[[ EXERCISE INPUT, beginning ]]

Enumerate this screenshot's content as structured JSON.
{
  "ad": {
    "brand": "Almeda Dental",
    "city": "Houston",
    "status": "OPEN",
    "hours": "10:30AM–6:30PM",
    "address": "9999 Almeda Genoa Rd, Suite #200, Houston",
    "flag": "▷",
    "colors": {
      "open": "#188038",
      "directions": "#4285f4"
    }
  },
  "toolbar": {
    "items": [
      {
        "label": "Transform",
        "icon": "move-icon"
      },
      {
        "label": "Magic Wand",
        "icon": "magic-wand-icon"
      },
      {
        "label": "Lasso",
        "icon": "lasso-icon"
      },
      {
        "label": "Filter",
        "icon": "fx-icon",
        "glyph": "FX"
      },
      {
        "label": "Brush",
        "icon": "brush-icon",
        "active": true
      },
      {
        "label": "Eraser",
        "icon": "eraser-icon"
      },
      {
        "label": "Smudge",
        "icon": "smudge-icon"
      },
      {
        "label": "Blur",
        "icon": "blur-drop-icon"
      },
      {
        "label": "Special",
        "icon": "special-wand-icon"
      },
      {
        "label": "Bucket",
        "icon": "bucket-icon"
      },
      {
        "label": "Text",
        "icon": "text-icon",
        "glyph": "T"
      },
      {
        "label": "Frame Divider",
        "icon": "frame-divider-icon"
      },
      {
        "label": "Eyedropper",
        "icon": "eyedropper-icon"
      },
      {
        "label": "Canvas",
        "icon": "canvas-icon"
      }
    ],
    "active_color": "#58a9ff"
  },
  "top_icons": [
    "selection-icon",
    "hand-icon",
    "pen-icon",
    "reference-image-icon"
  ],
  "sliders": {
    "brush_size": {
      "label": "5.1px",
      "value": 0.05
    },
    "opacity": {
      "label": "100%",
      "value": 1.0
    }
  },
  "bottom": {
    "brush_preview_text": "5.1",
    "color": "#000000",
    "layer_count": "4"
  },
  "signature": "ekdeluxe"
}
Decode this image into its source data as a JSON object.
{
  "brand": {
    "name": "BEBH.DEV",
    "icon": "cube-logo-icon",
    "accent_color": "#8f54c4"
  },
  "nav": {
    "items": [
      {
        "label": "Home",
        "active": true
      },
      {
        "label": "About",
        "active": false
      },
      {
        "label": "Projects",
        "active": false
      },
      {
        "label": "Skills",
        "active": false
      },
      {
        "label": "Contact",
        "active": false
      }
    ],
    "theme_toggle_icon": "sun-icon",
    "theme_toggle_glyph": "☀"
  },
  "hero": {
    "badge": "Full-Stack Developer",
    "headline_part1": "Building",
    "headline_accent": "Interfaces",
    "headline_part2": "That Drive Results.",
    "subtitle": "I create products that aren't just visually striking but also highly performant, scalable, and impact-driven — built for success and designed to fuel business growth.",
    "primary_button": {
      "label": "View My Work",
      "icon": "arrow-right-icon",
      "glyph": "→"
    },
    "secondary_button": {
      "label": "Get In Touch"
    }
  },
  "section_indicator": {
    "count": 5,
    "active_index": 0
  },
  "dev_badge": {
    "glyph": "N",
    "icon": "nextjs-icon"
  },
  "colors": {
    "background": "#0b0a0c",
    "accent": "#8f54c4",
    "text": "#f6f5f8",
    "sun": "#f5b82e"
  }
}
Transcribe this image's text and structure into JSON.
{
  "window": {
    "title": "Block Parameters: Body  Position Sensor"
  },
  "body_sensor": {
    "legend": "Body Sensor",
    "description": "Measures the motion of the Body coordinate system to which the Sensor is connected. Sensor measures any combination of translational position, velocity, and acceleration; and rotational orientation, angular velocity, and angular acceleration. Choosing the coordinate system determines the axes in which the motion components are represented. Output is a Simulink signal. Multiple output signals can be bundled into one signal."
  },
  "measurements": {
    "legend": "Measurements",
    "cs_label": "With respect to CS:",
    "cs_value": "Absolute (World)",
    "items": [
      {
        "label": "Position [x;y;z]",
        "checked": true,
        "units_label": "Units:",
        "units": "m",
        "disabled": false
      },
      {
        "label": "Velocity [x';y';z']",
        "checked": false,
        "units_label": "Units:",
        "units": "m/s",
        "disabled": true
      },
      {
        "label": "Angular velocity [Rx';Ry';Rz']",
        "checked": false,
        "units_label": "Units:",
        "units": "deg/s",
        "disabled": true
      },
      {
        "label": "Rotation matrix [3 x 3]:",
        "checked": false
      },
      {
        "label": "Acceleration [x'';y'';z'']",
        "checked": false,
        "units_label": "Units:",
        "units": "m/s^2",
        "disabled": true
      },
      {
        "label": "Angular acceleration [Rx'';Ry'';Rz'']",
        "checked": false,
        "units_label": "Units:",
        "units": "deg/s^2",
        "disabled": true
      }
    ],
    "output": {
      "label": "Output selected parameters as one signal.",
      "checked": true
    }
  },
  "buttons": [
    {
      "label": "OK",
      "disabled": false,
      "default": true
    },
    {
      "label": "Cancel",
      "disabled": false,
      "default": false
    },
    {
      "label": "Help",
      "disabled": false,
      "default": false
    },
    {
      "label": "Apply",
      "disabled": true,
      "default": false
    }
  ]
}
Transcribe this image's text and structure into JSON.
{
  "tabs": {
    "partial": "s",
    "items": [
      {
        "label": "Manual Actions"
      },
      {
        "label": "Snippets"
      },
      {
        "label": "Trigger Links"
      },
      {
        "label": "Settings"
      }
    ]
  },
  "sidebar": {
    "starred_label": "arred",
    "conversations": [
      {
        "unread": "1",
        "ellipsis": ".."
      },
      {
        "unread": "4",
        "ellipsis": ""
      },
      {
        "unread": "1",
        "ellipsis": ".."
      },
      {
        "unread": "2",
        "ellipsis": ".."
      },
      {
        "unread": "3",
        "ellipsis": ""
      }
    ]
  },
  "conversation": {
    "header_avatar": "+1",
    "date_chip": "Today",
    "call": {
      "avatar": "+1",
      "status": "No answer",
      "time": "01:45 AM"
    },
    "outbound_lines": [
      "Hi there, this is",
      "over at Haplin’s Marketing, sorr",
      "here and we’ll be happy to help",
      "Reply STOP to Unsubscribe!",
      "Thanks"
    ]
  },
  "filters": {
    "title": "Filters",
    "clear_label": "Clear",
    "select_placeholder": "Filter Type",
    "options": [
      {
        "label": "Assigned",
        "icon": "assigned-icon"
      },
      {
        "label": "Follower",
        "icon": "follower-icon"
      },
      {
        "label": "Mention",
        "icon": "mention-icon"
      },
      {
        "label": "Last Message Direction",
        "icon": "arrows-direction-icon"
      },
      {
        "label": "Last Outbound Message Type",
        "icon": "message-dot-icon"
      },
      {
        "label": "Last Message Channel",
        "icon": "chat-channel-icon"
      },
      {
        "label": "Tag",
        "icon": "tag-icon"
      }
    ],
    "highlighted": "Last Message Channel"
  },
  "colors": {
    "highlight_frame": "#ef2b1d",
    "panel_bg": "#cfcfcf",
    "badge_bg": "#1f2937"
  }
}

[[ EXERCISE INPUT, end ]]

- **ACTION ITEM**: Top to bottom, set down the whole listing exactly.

- **YOUR RESPONSE**:
Enumerate this screenshot's content as structured JSON.
{
  "ad": {
    "brand": "Almeda Dental",
    "city": "Houston",
    "status": "OPEN",
    "hours": "10:30AM–6:30PM",
    "address": "9999 Almeda Genoa Rd, Suite #200, Houston",
    "flag": "▷",
    "colors": {
      "open": "#188038",
      "directions": "#4285f4"
    }
  },
  "toolbar": {
    "items": [
      {
        "label": "Transform",
        "icon": "move-icon"
      },
      {
        "label": "Magic Wand",
        "icon": "magic-wand-icon"
      },
      {
        "label": "Lasso",
        "icon": "lasso-icon"
      },
      {
        "label": "Filter",
        "icon": "fx-icon",
        "glyph": "FX"
      },
      {
        "label": "Brush",
        "icon": "brush-icon",
        "active": true
      },
      {
        "label": "Eraser",
        "icon": "eraser-icon"
      },
      {
        "label": "Smudge",
        "icon": "smudge-icon"
      },
      {
        "label": "Blur",
        "icon": "blur-drop-icon"
      },
      {
        "label": "Special",
        "icon": "special-wand-icon"
      },
      {
        "label": "Bucket",
        "icon": "bucket-icon"
      },
      {
        "label": "Text",
        "icon": "text-icon",
        "glyph": "T"
      },
      {
        "label": "Frame Divider",
        "icon": "frame-divider-icon"
      },
      {
        "label": "Eyedropper",
        "icon": "eyedropper-icon"
      },
      {
        "label": "Canvas",
        "icon": "canvas-icon"
      }
    ],
    "active_color": "#58a9ff"
  },
  "top_icons": [
    "selection-icon",
    "hand-icon",
    "pen-icon",
    "reference-image-icon"
  ],
  "sliders": {
    "brush_size": {
      "label": "5.1px",
      "value": 0.05
    },
    "opacity": {
      "label": "100%",
      "value": 1.0
    }
  },
  "bottom": {
    "brush_preview_text": "5.1",
    "color": "#000000",
    "layer_count": "4"
  },
  "signature": "ekdeluxe"
}
Decode this image into its source data as a JSON object.
{
  "brand": {
    "name": "BEBH.DEV",
    "icon": "cube-logo-icon",
    "accent_color": "#8f54c4"
  },
  "nav": {
    "items": [
      {
        "label": "Home",
        "active": true
      },
      {
        "label": "About",
        "active": false
      },
      {
        "label": "Projects",
        "active": false
      },
      {
        "label": "Skills",
        "active": false
      },
      {
        "label": "Contact",
        "active": false
      }
    ],
    "theme_toggle_icon": "sun-icon",
    "theme_toggle_glyph": "☀"
  },
  "hero": {
    "badge": "Full-Stack Developer",
    "headline_part1": "Building",
    "headline_accent": "Interfaces",
    "headline_part2": "That Drive Results.",
    "subtitle": "I create products that aren't just visually striking but also highly performant, scalable, and impact-driven — built for success and designed to fuel business growth.",
    "primary_button": {
      "label": "View My Work",
      "icon": "arrow-right-icon",
      "glyph": "→"
    },
    "secondary_button": {
      "label": "Get In Touch"
    }
  },
  "section_indicator": {
    "count": 5,
    "active_index": 0
  },
  "dev_badge": {
    "glyph": "N",
    "icon": "nextjs-icon"
  },
  "colors": {
    "background": "#0b0a0c",
    "accent": "#8f54c4",
    "text": "#f6f5f8",
    "sun": "#f5b82e"
  }
}
Transcribe this image's text and structure into JSON.
{
  "window": {
    "title": "Block Parameters: Body  Position Sensor"
  },
  "body_sensor": {
    "legend": "Body Sensor",
    "description": "Measures the motion of the Body coordinate system to which the Sensor is connected. Sensor measures any combination of translational position, velocity, and acceleration; and rotational orientation, angular velocity, and angular acceleration. Choosing the coordinate system determines the axes in which the motion components are represented. Output is a Simulink signal. Multiple output signals can be bundled into one signal."
  },
  "measurements": {
    "legend": "Measurements",
    "cs_label": "With respect to CS:",
    "cs_value": "Absolute (World)",
    "items": [
      {
        "label": "Position [x;y;z]",
        "checked": true,
        "units_label": "Units:",
        "units": "m",
        "disabled": false
      },
      {
        "label": "Velocity [x';y';z']",
        "checked": false,
        "units_label": "Units:",
        "units": "m/s",
        "disabled": true
      },
      {
        "label": "Angular velocity [Rx';Ry';Rz']",
        "checked": false,
        "units_label": "Units:",
        "units": "deg/s",
        "disabled": true
      },
      {
        "label": "Rotation matrix [3 x 3]:",
        "checked": false
      },
      {
        "label": "Acceleration [x'';y'';z'']",
        "checked": false,
        "units_label": "Units:",
        "units": "m/s^2",
        "disabled": true
      },
      {
        "label": "Angular acceleration [Rx'';Ry'';Rz'']",
        "checked": false,
        "units_label": "Units:",
        "units": "deg/s^2",
        "disabled": true
      }
    ],
    "output": {
      "label": "Output selected parameters as one signal.",
      "checked": true
    }
  },
  "buttons": [
    {
      "label": "OK",
      "disabled": false,
      "default": true
    },
    {
      "label": "Cancel",
      "disabled": false,
      "default": false
    },
    {
      "label": "Help",
      "disabled": false,
      "default": false
    },
    {
      "label": "Apply",
      "disabled": true,
      "default": false
    }
  ]
}
Transcribe this image's text and structure into JSON.
{
  "tabs": {
    "partial": "s",
    "items": [
      {
        "label": "Manual Actions"
      },
      {
        "label": "Snippets"
      },
      {
        "label": "Trigger Links"
      },
      {
        "label": "Settings"
      }
    ]
  },
  "sidebar": {
    "starred_label": "arred",
    "conversations": [
      {
        "unread": "1",
        "ellipsis": ".."
      },
      {
        "unread": "4",
        "ellipsis": ""
      },
      {
        "unread": "1",
        "ellipsis": ".."
      },
      {
        "unread": "2",
        "ellipsis": ".."
      },
      {
        "unread": "3",
        "ellipsis": ""
      }
    ]
  },
  "conversation": {
    "header_avatar": "+1",
    "date_chip": "Today",
    "call": {
      "avatar": "+1",
      "status": "No answer",
      "time": "01:45 AM"
    },
    "outbound_lines": [
      "Hi there, this is",
      "over at Haplin’s Marketing, sorr",
      "here and we’ll be happy to help",
      "Reply STOP to Unsubscribe!",
      "Thanks"
    ]
  },
  "filters": {
    "title": "Filters",
    "clear_label": "Clear",
    "select_placeholder": "Filter Type",
    "options": [
      {
        "label": "Assigned",
        "icon": "assigned-icon"
      },
      {
        "label": "Follower",
        "icon": "follower-icon"
      },
      {
        "label": "Mention",
        "icon": "mention-icon"
      },
      {
        "label": "Last Message Direction",
        "icon": "arrows-direction-icon"
      },
      {
        "label": "Last Outbound Message Type",
        "icon": "message-dot-icon"
      },
      {
        "label": "Last Message Channel",
        "icon": "chat-channel-icon"
      },
      {
        "label": "Tag",
        "icon": "tag-icon"
      }
    ],
    "highlighted": "Last Message Channel"
  },
  "colors": {
    "highlight_frame": "#ef2b1d",
    "panel_bg": "#cfcfcf",
    "badge_bg": "#1f2937"
  }
}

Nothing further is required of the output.